In a letter to his parents dated 29 June 1953, Tranchell wrote:
I wrote four amusing & witty piano duets, called “Friendly Grotesques”. These were played at the Fitzwilliam House Mayweek concert, & so delighted the audience that the last of the four had to be played again. The rest of the programme consisted of Handel, so my pieces came as a refreshing change. The players were Thurston Dart & Allen Percival, the former of 3rd programme & harpsichord fame, the latter the music-director of Homerton.
Tranchell himself played one of the parts at a performance at Monkton Combe School in 1959, and again in 1963 at the inauguration of the Lecture Hall for the new Fitzwilliam buildings (with David Atherton, an undergraduate there at the time); the House became Fitzwilliam College in 1966. Peter Tranchell was Director of Studies in Music at Fitzwilliam House from his appointment as University Assistant Lecturer in October 1950 until 1967, and wrote ‘Murder at the Towers’(a ‘detective cantata’), his second Concert Entertainment, for them in 1955.

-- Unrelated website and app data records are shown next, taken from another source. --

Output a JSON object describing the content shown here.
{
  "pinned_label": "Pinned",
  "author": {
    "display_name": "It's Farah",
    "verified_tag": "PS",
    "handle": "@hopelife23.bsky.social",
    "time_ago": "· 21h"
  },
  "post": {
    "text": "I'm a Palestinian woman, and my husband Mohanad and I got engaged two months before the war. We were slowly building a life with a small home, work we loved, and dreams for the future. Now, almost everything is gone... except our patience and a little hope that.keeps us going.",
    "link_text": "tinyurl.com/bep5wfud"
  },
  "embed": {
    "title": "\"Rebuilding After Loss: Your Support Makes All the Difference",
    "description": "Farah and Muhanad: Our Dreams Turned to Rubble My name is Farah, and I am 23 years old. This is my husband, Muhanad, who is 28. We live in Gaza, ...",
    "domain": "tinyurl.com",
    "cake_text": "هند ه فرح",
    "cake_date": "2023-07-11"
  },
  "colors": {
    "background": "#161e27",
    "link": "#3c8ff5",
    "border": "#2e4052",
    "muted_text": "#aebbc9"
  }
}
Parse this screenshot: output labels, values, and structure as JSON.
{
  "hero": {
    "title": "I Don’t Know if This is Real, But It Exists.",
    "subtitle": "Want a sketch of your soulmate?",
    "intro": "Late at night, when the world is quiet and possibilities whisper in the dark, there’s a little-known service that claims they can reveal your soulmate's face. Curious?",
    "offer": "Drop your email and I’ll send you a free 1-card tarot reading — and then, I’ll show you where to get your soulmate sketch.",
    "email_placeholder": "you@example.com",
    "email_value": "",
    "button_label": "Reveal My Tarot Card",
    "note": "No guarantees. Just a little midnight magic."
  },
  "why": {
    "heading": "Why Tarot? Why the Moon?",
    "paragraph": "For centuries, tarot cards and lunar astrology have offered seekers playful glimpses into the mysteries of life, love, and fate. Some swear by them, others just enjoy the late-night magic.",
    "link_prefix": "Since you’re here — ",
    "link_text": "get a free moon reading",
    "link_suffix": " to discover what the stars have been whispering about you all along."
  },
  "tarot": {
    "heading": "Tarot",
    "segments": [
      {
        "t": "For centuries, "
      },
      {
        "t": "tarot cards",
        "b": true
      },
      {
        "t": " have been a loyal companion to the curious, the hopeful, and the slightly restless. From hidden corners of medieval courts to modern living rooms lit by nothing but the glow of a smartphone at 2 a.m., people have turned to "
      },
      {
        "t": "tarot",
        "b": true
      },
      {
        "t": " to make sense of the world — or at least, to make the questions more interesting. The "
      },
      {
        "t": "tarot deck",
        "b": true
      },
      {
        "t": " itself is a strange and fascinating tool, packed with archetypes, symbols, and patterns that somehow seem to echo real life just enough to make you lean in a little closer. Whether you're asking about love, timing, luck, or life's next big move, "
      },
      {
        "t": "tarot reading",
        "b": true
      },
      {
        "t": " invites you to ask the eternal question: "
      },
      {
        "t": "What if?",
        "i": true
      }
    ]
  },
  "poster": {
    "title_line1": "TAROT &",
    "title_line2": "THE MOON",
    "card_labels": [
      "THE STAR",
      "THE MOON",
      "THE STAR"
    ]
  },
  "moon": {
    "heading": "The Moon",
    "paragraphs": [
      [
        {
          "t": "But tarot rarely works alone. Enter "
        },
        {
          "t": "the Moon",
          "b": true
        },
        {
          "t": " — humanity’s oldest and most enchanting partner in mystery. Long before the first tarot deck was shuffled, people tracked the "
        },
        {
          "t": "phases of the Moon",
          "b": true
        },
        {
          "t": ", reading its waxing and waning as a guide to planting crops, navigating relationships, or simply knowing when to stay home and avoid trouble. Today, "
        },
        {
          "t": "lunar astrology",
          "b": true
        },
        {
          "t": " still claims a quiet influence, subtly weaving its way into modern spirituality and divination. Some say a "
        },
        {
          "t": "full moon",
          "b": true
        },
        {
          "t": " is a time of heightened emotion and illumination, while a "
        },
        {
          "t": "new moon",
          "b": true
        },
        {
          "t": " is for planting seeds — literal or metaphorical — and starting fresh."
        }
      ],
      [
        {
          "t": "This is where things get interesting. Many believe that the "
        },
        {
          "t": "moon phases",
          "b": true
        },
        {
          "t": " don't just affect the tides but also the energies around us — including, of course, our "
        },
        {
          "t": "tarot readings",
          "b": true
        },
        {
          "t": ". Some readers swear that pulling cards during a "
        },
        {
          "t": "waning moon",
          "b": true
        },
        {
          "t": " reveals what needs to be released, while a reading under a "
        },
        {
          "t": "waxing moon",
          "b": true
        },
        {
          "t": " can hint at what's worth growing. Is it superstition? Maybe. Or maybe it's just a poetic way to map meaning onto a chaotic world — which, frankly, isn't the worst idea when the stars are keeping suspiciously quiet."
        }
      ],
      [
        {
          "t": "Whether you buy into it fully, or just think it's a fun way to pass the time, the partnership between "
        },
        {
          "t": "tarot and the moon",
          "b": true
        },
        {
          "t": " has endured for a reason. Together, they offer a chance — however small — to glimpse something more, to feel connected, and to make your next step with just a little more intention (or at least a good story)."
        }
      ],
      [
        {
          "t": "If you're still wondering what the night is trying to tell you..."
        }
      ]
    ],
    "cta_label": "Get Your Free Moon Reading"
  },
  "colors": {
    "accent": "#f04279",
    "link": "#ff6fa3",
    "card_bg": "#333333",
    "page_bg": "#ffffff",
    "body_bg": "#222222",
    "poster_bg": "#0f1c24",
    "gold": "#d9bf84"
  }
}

In August 1963 Tranchell mentioned another performance in a concert in Caius: "I & the organ-scholar* played them, – not without quite a bit of practising, as they’re rather difficult" (* Martin Neary).
The full score is provided here (or click on the image below to open the PDF). It is formatted for printing on B4 size paper for performance, but reduces easily to A4 in a PDF reading/printing program. Please contact us if you would like to order pre-printed copies (on B4 paper). Please also see our guidance on the use of this score.
We've made a computerised performance, using MuseScore 3 notation software with its default sound font. Music typesetting by John Gwinnell (printed score) and Crispin Flower (preparation for recording). The piano sound is rather harsh, and the performance lacks the expression that real performers would bring (noting the score's instruction:- "The players should for the most part use the lightest possible touch."). It also uses the exact tempo markings, while real performance would tend to relax these where appropriate.
I : Tempo di Turkey-Trot @ 0:00
II : Rumboid @ 2:02
III : Valse d’Ivresse @ 4:15
IV : Pas à quatre mains gauches @ 6:15